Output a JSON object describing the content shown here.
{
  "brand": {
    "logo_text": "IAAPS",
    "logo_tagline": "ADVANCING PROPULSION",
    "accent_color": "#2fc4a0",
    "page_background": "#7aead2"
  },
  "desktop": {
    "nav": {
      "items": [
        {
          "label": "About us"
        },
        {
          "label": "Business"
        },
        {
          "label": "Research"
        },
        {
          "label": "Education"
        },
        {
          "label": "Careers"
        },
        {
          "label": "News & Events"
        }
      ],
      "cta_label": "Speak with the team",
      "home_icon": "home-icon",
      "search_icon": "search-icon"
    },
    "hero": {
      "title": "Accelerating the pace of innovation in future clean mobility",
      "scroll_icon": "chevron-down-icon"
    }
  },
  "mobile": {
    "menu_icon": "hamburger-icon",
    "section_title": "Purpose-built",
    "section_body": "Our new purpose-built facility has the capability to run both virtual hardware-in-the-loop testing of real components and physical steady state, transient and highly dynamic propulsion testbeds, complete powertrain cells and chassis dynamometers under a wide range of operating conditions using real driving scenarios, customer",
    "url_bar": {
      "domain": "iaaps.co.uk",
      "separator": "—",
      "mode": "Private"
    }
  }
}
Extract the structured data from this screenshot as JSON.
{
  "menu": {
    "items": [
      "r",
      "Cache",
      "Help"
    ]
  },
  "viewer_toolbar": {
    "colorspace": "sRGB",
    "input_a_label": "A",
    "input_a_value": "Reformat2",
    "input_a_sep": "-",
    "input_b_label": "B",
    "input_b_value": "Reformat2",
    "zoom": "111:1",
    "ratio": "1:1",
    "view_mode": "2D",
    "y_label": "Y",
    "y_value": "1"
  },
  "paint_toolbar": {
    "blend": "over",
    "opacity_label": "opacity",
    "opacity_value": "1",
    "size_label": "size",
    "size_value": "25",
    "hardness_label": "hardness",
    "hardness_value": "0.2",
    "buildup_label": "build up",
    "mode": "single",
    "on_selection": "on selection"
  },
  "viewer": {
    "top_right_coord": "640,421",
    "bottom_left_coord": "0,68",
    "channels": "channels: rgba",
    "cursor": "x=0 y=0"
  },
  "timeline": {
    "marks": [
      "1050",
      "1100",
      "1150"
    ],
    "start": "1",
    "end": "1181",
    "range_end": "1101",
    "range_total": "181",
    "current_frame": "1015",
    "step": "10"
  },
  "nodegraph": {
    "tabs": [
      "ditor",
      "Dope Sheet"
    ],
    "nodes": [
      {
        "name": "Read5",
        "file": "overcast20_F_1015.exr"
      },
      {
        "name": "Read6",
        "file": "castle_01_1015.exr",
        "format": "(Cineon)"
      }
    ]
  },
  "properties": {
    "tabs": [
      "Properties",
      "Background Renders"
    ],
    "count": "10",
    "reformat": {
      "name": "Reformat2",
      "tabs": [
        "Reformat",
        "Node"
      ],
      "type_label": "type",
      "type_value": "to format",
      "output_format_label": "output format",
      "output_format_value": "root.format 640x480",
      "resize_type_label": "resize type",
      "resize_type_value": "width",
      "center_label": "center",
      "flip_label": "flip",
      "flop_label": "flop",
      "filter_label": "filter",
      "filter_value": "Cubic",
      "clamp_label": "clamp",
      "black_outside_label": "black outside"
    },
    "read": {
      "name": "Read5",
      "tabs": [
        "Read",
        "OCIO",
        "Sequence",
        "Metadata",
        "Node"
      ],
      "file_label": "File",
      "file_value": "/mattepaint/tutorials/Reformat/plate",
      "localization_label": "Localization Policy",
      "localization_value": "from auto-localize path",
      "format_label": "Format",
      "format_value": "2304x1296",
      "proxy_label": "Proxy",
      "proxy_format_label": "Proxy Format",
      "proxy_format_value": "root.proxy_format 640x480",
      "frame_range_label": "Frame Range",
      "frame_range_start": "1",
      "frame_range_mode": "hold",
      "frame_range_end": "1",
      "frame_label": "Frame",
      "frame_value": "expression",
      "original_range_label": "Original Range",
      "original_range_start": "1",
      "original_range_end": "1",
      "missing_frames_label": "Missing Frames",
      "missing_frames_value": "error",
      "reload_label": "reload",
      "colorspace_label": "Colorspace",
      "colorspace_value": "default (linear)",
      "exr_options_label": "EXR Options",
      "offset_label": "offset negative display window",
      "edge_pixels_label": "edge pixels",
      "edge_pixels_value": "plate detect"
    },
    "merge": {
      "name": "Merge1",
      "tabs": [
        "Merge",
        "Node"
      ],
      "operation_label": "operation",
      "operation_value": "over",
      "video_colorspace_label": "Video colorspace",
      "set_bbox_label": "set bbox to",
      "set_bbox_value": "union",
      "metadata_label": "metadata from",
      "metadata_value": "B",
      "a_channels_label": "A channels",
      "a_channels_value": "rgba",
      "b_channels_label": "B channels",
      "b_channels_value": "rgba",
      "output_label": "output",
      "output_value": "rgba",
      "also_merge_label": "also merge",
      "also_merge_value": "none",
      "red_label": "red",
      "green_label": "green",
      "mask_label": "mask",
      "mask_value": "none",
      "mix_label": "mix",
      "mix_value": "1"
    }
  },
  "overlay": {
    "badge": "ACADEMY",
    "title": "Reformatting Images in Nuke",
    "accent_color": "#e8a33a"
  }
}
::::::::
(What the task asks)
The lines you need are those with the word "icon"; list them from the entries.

(Task answer)
      "home_icon": "home-icon",
      "search_icon": "search-icon"
      "scroll_icon": "chevron-down-icon"
    "menu_icon": "hamburger-icon",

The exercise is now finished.